Top of Recorded data
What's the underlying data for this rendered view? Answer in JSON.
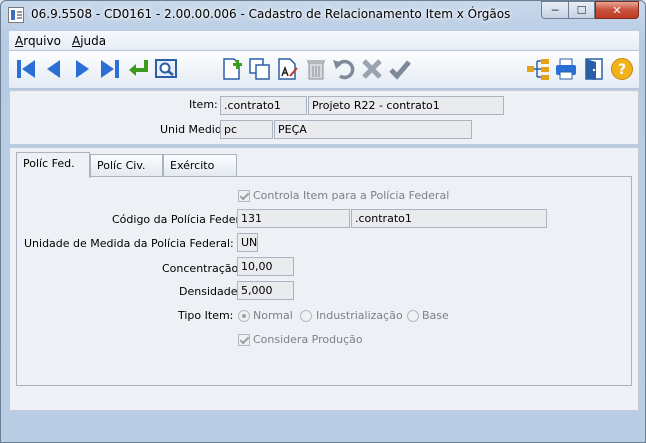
{
  "window": {
    "title": "06.9.5508 - CD0161 - 2.00.00.006 - Cadastro de Relacionamento Item x Órgãos",
    "min_glyph": "─",
    "max_glyph": "☐",
    "close_glyph": "✕"
  },
  "menu": [
    {
      "label": "Arquivo"
    },
    {
      "label": "Ajuda"
    }
  ],
  "toolbar": {
    "icons": [
      "first-icon",
      "previous-icon",
      "next-icon",
      "last-icon",
      "goto-icon",
      "search-icon",
      "new-icon",
      "copy-icon",
      "edit-icon",
      "delete-icon",
      "undo-icon",
      "cancel-icon",
      "confirm-icon",
      "tree-icon",
      "print-icon",
      "exit-icon",
      "help-icon"
    ]
  },
  "header": {
    "item_label": "Item:",
    "item_code": ".contrato1",
    "item_desc": "Projeto R22 - contrato1",
    "unid_label": "Unid Medid:",
    "unid_code": "pc",
    "unid_desc": "PEÇA"
  },
  "tabs": [
    {
      "label": "Políc Fed."
    },
    {
      "label": "Políc Civ."
    },
    {
      "label": "Exército"
    }
  ],
  "form": {
    "controla_label": "Controla Item para a Polícia Federal",
    "codigo_label": "Código da Polícia Federal:",
    "codigo_value": "131",
    "codigo_desc": ".contrato1",
    "unidade_label": "Unidade de Medida da Polícia Federal:",
    "unidade_value": "UN",
    "concentracao_label": "Concentração:",
    "concentracao_value": "10,00",
    "densidade_label": "Densidade:",
    "densidade_value": "5,000",
    "tipo_label": "Tipo Item:",
    "tipo_options": [
      "Normal",
      "Industrialização",
      "Base"
    ],
    "considera_label": "Considera Produção"
  }
}
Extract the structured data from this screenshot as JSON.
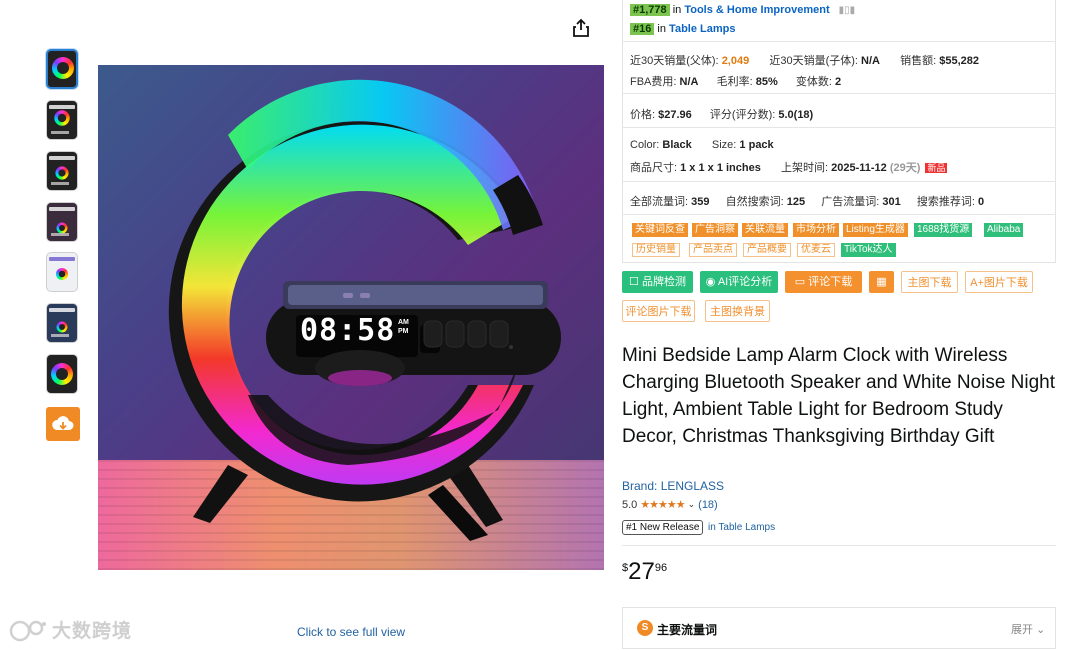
{
  "ranks": [
    {
      "rank": "#1,778",
      "in": "in",
      "category": "Tools & Home Improvement"
    },
    {
      "rank": "#16",
      "in": "in",
      "category": "Table Lamps"
    }
  ],
  "stats": {
    "sales_parent_label": "近30天销量(父体):",
    "sales_parent": "2,049",
    "sales_child_label": "近30天销量(子体):",
    "sales_child": "N/A",
    "revenue_label": "销售额:",
    "revenue": "$55,282",
    "fba_label": "FBA费用:",
    "fba": "N/A",
    "margin_label": "毛利率:",
    "margin": "85%",
    "variants_label": "变体数:",
    "variants": "2",
    "price_label": "价格:",
    "price": "$27.96",
    "rating_label": "评分(评分数):",
    "rating": "5.0(18)",
    "color_label": "Color:",
    "color": "Black",
    "size_label": "Size:",
    "size": "1 pack",
    "dims_label": "商品尺寸:",
    "dims": "1 x 1 x 1 inches",
    "listed_label": "上架时间:",
    "listed": "2025-11-12",
    "listed_days": "(29天)",
    "new_badge": "新品",
    "all_traffic_label": "全部流量词:",
    "all_traffic": "359",
    "organic_label": "自然搜索词:",
    "organic": "125",
    "ad_label": "广告流量词:",
    "ad": "301",
    "recommend_label": "搜索推荐词:",
    "recommend": "0"
  },
  "tags_row1": [
    "关键词反查",
    "广告洞察",
    "关联流量",
    "市场分析",
    "Listing生成器",
    "1688找货源",
    "Alibaba"
  ],
  "tags_row2": [
    "历史销量",
    "产品卖点",
    "产品概要",
    "优麦云",
    "TikTok达人"
  ],
  "buttons_row1": [
    "品牌检测",
    "AI评论分析",
    "评论下载",
    "主图下载",
    "A+图片下载"
  ],
  "buttons_row2": [
    "评论图片下载",
    "主图换背景"
  ],
  "product": {
    "title": "Mini Bedside Lamp Alarm Clock with Wireless Charging Bluetooth Speaker and White Noise Night Light, Ambient Table Light for Bedroom Study Decor, Christmas Thanksgiving Birthday Gift",
    "brand": "Brand: LENGLASS",
    "rating_value": "5.0",
    "stars": "★★★★★",
    "rating_count": "(18)",
    "badge": "#1 New Release",
    "badge_category": "in Table Lamps",
    "price_symbol": "$",
    "price_whole": "27",
    "price_cents": "96"
  },
  "clock_display": "08:58",
  "clock_ampm": [
    "AM",
    "PM"
  ],
  "click_full_view": "Click to see full view",
  "watermark": "大数跨境",
  "keywords_section": {
    "title": "主要流量词",
    "toggle": "展开"
  }
}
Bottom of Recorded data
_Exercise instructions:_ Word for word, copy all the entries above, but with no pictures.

_Solution to the problem:_
What's the underlying data for this rendered view? Answer in JSON.
{
  "window": {
    "title": "06.9.5508 - CD0161 - 2.00.00.006 - Cadastro de Relacionamento Item x Órgãos",
    "min_glyph": "─",
    "max_glyph": "☐",
    "close_glyph": "✕"
  },
  "menu": [
    {
      "label": "Arquivo"
    },
    {
      "label": "Ajuda"
    }
  ],
  "toolbar": {
    "icons": [
      "first-icon",
      "previous-icon",
      "next-icon",
      "last-icon",
      "goto-icon",
      "search-icon",
      "new-icon",
      "copy-icon",
      "edit-icon",
      "delete-icon",
      "undo-icon",
      "cancel-icon",
      "confirm-icon",
      "tree-icon",
      "print-icon",
      "exit-icon",
      "help-icon"
    ]
  },
  "header": {
    "item_label": "Item:",
    "item_code": ".contrato1",
    "item_desc": "Projeto R22 - contrato1",
    "unid_label": "Unid Medid:",
    "unid_code": "pc",
    "unid_desc": "PEÇA"
  },
  "tabs": [
    {
      "label": "Políc Fed."
    },
    {
      "label": "Políc Civ."
    },
    {
      "label": "Exército"
    }
  ],
  "form": {
    "controla_label": "Controla Item para a Polícia Federal",
    "codigo_label": "Código da Polícia Federal:",
    "codigo_value": "131",
    "codigo_desc": ".contrato1",
    "unidade_label": "Unidade de Medida da Polícia Federal:",
    "unidade_value": "UN",
    "concentracao_label": "Concentração:",
    "concentracao_value": "10,00",
    "densidade_label": "Densidade:",
    "densidade_value": "5,000",
    "tipo_label": "Tipo Item:",
    "tipo_options": [
      "Normal",
      "Industrialização",
      "Base"
    ],
    "considera_label": "Considera Produção"
  }
}
Extract the structured data from this screenshot as JSON.
{
  "ranks": [
    {
      "rank": "#1,778",
      "in": "in",
      "category": "Tools & Home Improvement"
    },
    {
      "rank": "#16",
      "in": "in",
      "category": "Table Lamps"
    }
  ],
  "stats": {
    "sales_parent_label": "近30天销量(父体):",
    "sales_parent": "2,049",
    "sales_child_label": "近30天销量(子体):",
    "sales_child": "N/A",
    "revenue_label": "销售额:",
    "revenue": "$55,282",
    "fba_label": "FBA费用:",
    "fba": "N/A",
    "margin_label": "毛利率:",
    "margin": "85%",
    "variants_label": "变体数:",
    "variants": "2",
    "price_label": "价格:",
    "price": "$27.96",
    "rating_label": "评分(评分数):",
    "rating": "5.0(18)",
    "color_label": "Color:",
    "color": "Black",
    "size_label": "Size:",
    "size": "1 pack",
    "dims_label": "商品尺寸:",
    "dims": "1 x 1 x 1 inches",
    "listed_label": "上架时间:",
    "listed": "2025-11-12",
    "listed_days": "(29天)",
    "new_badge": "新品",
    "all_traffic_label": "全部流量词:",
    "all_traffic": "359",
    "organic_label": "自然搜索词:",
    "organic": "125",
    "ad_label": "广告流量词:",
    "ad": "301",
    "recommend_label": "搜索推荐词:",
    "recommend": "0"
  },
  "tags_row1": [
    "关键词反查",
    "广告洞察",
    "关联流量",
    "市场分析",
    "Listing生成器",
    "1688找货源",
    "Alibaba"
  ],
  "tags_row2": [
    "历史销量",
    "产品卖点",
    "产品概要",
    "优麦云",
    "TikTok达人"
  ],
  "buttons_row1": [
    "品牌检测",
    "AI评论分析",
    "评论下载",
    "主图下载",
    "A+图片下载"
  ],
  "buttons_row2": [
    "评论图片下载",
    "主图换背景"
  ],
  "product": {
    "title": "Mini Bedside Lamp Alarm Clock with Wireless Charging Bluetooth Speaker and White Noise Night Light, Ambient Table Light for Bedroom Study Decor, Christmas Thanksgiving Birthday Gift",
    "brand": "Brand: LENGLASS",
    "rating_value": "5.0",
    "stars": "★★★★★",
    "rating_count": "(18)",
    "badge": "#1 New Release",
    "badge_category": "in Table Lamps",
    "price_symbol": "$",
    "price_whole": "27",
    "price_cents": "96"
  },
  "clock_display": "08:58",
  "clock_ampm": [
    "AM",
    "PM"
  ],
  "click_full_view": "Click to see full view",
  "watermark": "大数跨境",
  "keywords_section": {
    "title": "主要流量词",
    "toggle": "展开"
  }
}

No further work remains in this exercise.